*** Opening Given information ***

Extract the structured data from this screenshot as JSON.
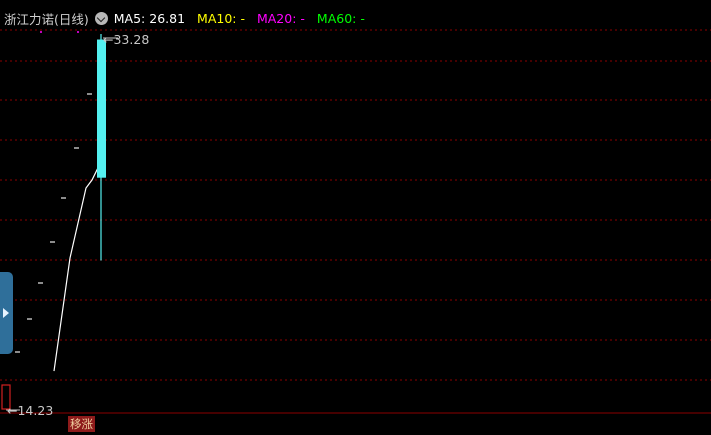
{
  "chart": {
    "title": "浙江力诺(日线)",
    "ma5_label": "MA5: 26.81",
    "ma10_label": "MA10: -",
    "ma20_label": "MA20: -",
    "ma60_label": "MA60: -",
    "high_label": "33.28",
    "low_label": "14.23",
    "badge_label": "移涨"
  },
  "colors": {
    "background": "#000000",
    "grid": "#8b0000",
    "candle": "#54f0f0",
    "ma5": "#ffffff",
    "ma10": "#ffff00",
    "ma20": "#ff00ff",
    "ma60": "#00ff00"
  },
  "chart_data": {
    "type": "candlestick",
    "title": "浙江力诺(日线)",
    "price_range": [
      14.23,
      33.28
    ],
    "candles": [
      {
        "open": 26.0,
        "high": 33.28,
        "low": 21.5,
        "close": 33.0
      }
    ],
    "ma5_line": [
      16.2,
      26.81
    ],
    "ma_values": {
      "MA5": 26.81,
      "MA10": null,
      "MA20": null,
      "MA60": null
    }
  }
}
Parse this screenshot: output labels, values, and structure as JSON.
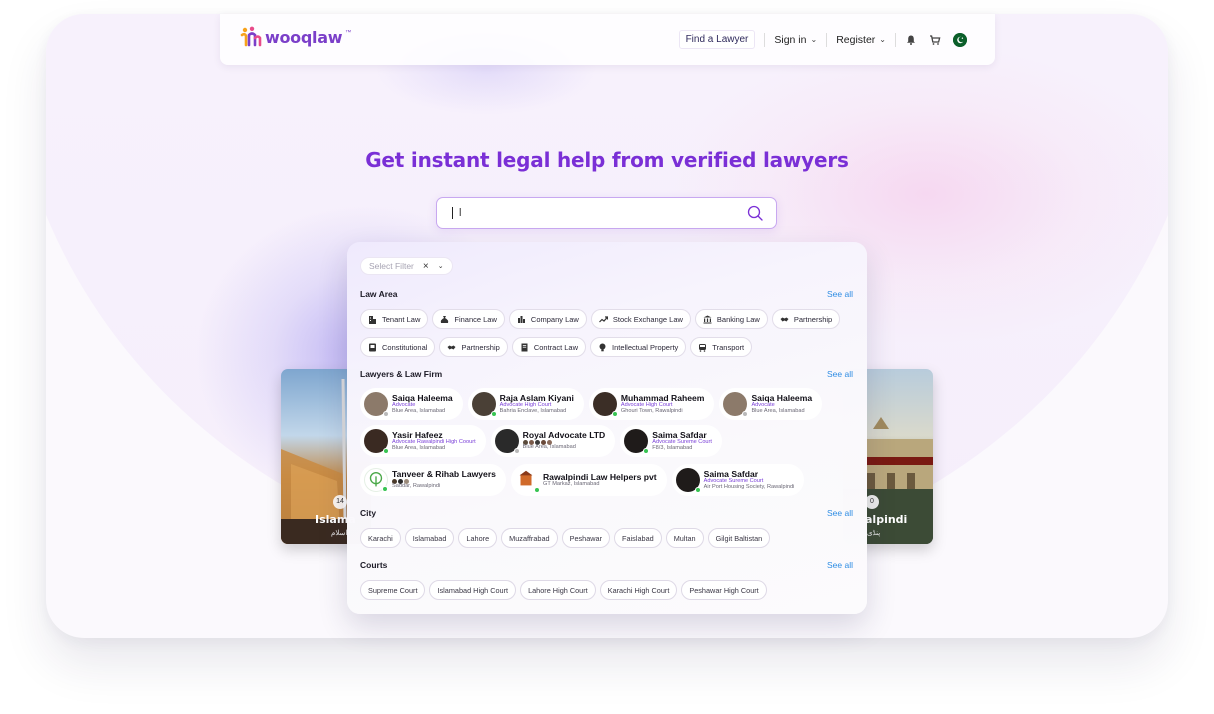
{
  "header": {
    "logo_text": "wooqlaw",
    "logo_tm": "™",
    "find_lawyer": "Find a Lawyer",
    "sign_in": "Sign in",
    "register": "Register",
    "icons": [
      "bell-icon",
      "cart-icon",
      "pakistan-flag-icon"
    ]
  },
  "hero": {
    "title": "Get instant legal help from verified lawyers",
    "search_value": "l"
  },
  "filter": {
    "placeholder": "Select Filter"
  },
  "law_area": {
    "title": "Law Area",
    "see_all": "See all",
    "row1": [
      {
        "label": "Tenant Law",
        "icon": "building-icon"
      },
      {
        "label": "Finance Law",
        "icon": "money-bag-icon"
      },
      {
        "label": "Company Law",
        "icon": "company-icon"
      },
      {
        "label": "Stock Exchange Law",
        "icon": "trend-icon"
      },
      {
        "label": "Banking Law",
        "icon": "bank-icon"
      },
      {
        "label": "Partnership",
        "icon": "handshake-icon"
      }
    ],
    "row2": [
      {
        "label": "Constitutional",
        "icon": "book-icon"
      },
      {
        "label": "Partnership",
        "icon": "handshake-icon"
      },
      {
        "label": "Contract Law",
        "icon": "document-icon"
      },
      {
        "label": "Intellectual Property",
        "icon": "bulb-icon"
      },
      {
        "label": "Transport",
        "icon": "bus-icon"
      }
    ]
  },
  "lawyers": {
    "title": "Lawyers & Law Firm",
    "see_all": "See all",
    "row1": [
      {
        "name": "Saiqa Haleema",
        "role": "Advocate",
        "location": "Blue Area, Islamabad",
        "avatar_color": "#8c7a6a",
        "online": false
      },
      {
        "name": "Raja Aslam Kiyani",
        "role": "Advocate High Court",
        "location": "Bahria Enclave, Islamabad",
        "avatar_color": "#4a4036",
        "online": true
      },
      {
        "name": "Muhammad Raheem",
        "role": "Advocate High Court",
        "location": "Ghouri Town, Rawalpindi",
        "avatar_color": "#3b2e26",
        "online": true
      },
      {
        "name": "Saiqa Haleema",
        "role": "Advocate",
        "location": "Blue Area, Islamabad",
        "avatar_color": "#8c7a6a",
        "online": false
      }
    ],
    "row2": [
      {
        "name": "Yasir Hafeez",
        "role": "Advocate Rawalpindi High Coourt",
        "location": "Blue Area, Islamabad",
        "avatar_color": "#3a2a22",
        "online": true
      },
      {
        "name": "Royal Advocate LTD",
        "role": "",
        "location": "Blue Area, Islamabad",
        "avatar_color": "#2a2a2a",
        "online": false
      },
      {
        "name": "Saima Safdar",
        "role": "Advocate Sureme Court",
        "location": "F8/3, Islamabad",
        "avatar_color": "#1f1b1a",
        "online": true
      }
    ],
    "row3": [
      {
        "name": "Tanveer & Rihab Lawyers",
        "role": "",
        "location": "Saddar, Rawalpindi",
        "avatar_color": "#ffffff",
        "online": true
      },
      {
        "name": "Rawalpindi Law Helpers pvt",
        "role": "",
        "location": "GT Markaz, Islamabad",
        "avatar_color": "#ffffff",
        "online": true
      },
      {
        "name": "Saima Safdar",
        "role": "Advocate Sureme Court",
        "location": "Air Port Housing Society, Rawalpindi",
        "avatar_color": "#1f1b1a",
        "online": true
      }
    ]
  },
  "city": {
    "title": "City",
    "see_all": "See all",
    "items": [
      "Karachi",
      "Islamabad",
      "Lahore",
      "Muzaffrabad",
      "Peshawar",
      "Faislabad",
      "Multan",
      "Gilgit Baltistan"
    ]
  },
  "courts": {
    "title": "Courts",
    "see_all": "See all",
    "items": [
      "Supreme Court",
      "Islamabad High Court",
      "Lahore High Court",
      "Karachi High Court",
      "Peshawar High Court"
    ]
  },
  "city_cards": [
    {
      "name": "Islamabad",
      "visible_name": "Islama",
      "count": "14",
      "urdu": "اسلام"
    },
    {
      "name": "Rawalpindi",
      "visible_name": "alpindi",
      "count": "0",
      "urdu": "پنڈی"
    }
  ],
  "colors": {
    "brand_purple": "#7a2fd6",
    "link_blue": "#2f8de4",
    "online_green": "#37c452"
  }
}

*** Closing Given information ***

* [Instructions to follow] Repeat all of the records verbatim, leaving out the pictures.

* [Finished task]
Extract the structured data from this screenshot as JSON.
{
  "chart": {
    "title": "浙江力诺(日线)",
    "ma5_label": "MA5: 26.81",
    "ma10_label": "MA10: -",
    "ma20_label": "MA20: -",
    "ma60_label": "MA60: -",
    "high_label": "33.28",
    "low_label": "14.23",
    "badge_label": "移涨"
  },
  "colors": {
    "background": "#000000",
    "grid": "#8b0000",
    "candle": "#54f0f0",
    "ma5": "#ffffff",
    "ma10": "#ffff00",
    "ma20": "#ff00ff",
    "ma60": "#00ff00"
  },
  "chart_data": {
    "type": "candlestick",
    "title": "浙江力诺(日线)",
    "price_range": [
      14.23,
      33.28
    ],
    "candles": [
      {
        "open": 26.0,
        "high": 33.28,
        "low": 21.5,
        "close": 33.0
      }
    ],
    "ma5_line": [
      16.2,
      26.81
    ],
    "ma_values": {
      "MA5": 26.81,
      "MA10": null,
      "MA20": null,
      "MA60": null
    }
  }
}
Parse this screenshot: output labels, values, and structure as JSON.
{
  "header": {
    "logo_text": "wooqlaw",
    "logo_tm": "™",
    "find_lawyer": "Find a Lawyer",
    "sign_in": "Sign in",
    "register": "Register",
    "icons": [
      "bell-icon",
      "cart-icon",
      "pakistan-flag-icon"
    ]
  },
  "hero": {
    "title": "Get instant legal help from verified lawyers",
    "search_value": "l"
  },
  "filter": {
    "placeholder": "Select Filter"
  },
  "law_area": {
    "title": "Law Area",
    "see_all": "See all",
    "row1": [
      {
        "label": "Tenant Law",
        "icon": "building-icon"
      },
      {
        "label": "Finance Law",
        "icon": "money-bag-icon"
      },
      {
        "label": "Company Law",
        "icon": "company-icon"
      },
      {
        "label": "Stock Exchange Law",
        "icon": "trend-icon"
      },
      {
        "label": "Banking Law",
        "icon": "bank-icon"
      },
      {
        "label": "Partnership",
        "icon": "handshake-icon"
      }
    ],
    "row2": [
      {
        "label": "Constitutional",
        "icon": "book-icon"
      },
      {
        "label": "Partnership",
        "icon": "handshake-icon"
      },
      {
        "label": "Contract Law",
        "icon": "document-icon"
      },
      {
        "label": "Intellectual Property",
        "icon": "bulb-icon"
      },
      {
        "label": "Transport",
        "icon": "bus-icon"
      }
    ]
  },
  "lawyers": {
    "title": "Lawyers & Law Firm",
    "see_all": "See all",
    "row1": [
      {
        "name": "Saiqa Haleema",
        "role": "Advocate",
        "location": "Blue Area, Islamabad",
        "avatar_color": "#8c7a6a",
        "online": false
      },
      {
        "name": "Raja Aslam Kiyani",
        "role": "Advocate High Court",
        "location": "Bahria Enclave, Islamabad",
        "avatar_color": "#4a4036",
        "online": true
      },
      {
        "name": "Muhammad Raheem",
        "role": "Advocate High Court",
        "location": "Ghouri Town, Rawalpindi",
        "avatar_color": "#3b2e26",
        "online": true
      },
      {
        "name": "Saiqa Haleema",
        "role": "Advocate",
        "location": "Blue Area, Islamabad",
        "avatar_color": "#8c7a6a",
        "online": false
      }
    ],
    "row2": [
      {
        "name": "Yasir Hafeez",
        "role": "Advocate Rawalpindi High Coourt",
        "location": "Blue Area, Islamabad",
        "avatar_color": "#3a2a22",
        "online": true
      },
      {
        "name": "Royal Advocate LTD",
        "role": "",
        "location": "Blue Area, Islamabad",
        "avatar_color": "#2a2a2a",
        "online": false
      },
      {
        "name": "Saima Safdar",
        "role": "Advocate Sureme Court",
        "location": "F8/3, Islamabad",
        "avatar_color": "#1f1b1a",
        "online": true
      }
    ],
    "row3": [
      {
        "name": "Tanveer & Rihab Lawyers",
        "role": "",
        "location": "Saddar, Rawalpindi",
        "avatar_color": "#ffffff",
        "online": true
      },
      {
        "name": "Rawalpindi Law Helpers pvt",
        "role": "",
        "location": "GT Markaz, Islamabad",
        "avatar_color": "#ffffff",
        "online": true
      },
      {
        "name": "Saima Safdar",
        "role": "Advocate Sureme Court",
        "location": "Air Port Housing Society, Rawalpindi",
        "avatar_color": "#1f1b1a",
        "online": true
      }
    ]
  },
  "city": {
    "title": "City",
    "see_all": "See all",
    "items": [
      "Karachi",
      "Islamabad",
      "Lahore",
      "Muzaffrabad",
      "Peshawar",
      "Faislabad",
      "Multan",
      "Gilgit Baltistan"
    ]
  },
  "courts": {
    "title": "Courts",
    "see_all": "See all",
    "items": [
      "Supreme Court",
      "Islamabad High Court",
      "Lahore High Court",
      "Karachi High Court",
      "Peshawar High Court"
    ]
  },
  "city_cards": [
    {
      "name": "Islamabad",
      "visible_name": "Islama",
      "count": "14",
      "urdu": "اسلام"
    },
    {
      "name": "Rawalpindi",
      "visible_name": "alpindi",
      "count": "0",
      "urdu": "پنڈی"
    }
  ],
  "colors": {
    "brand_purple": "#7a2fd6",
    "link_blue": "#2f8de4",
    "online_green": "#37c452"
  }
}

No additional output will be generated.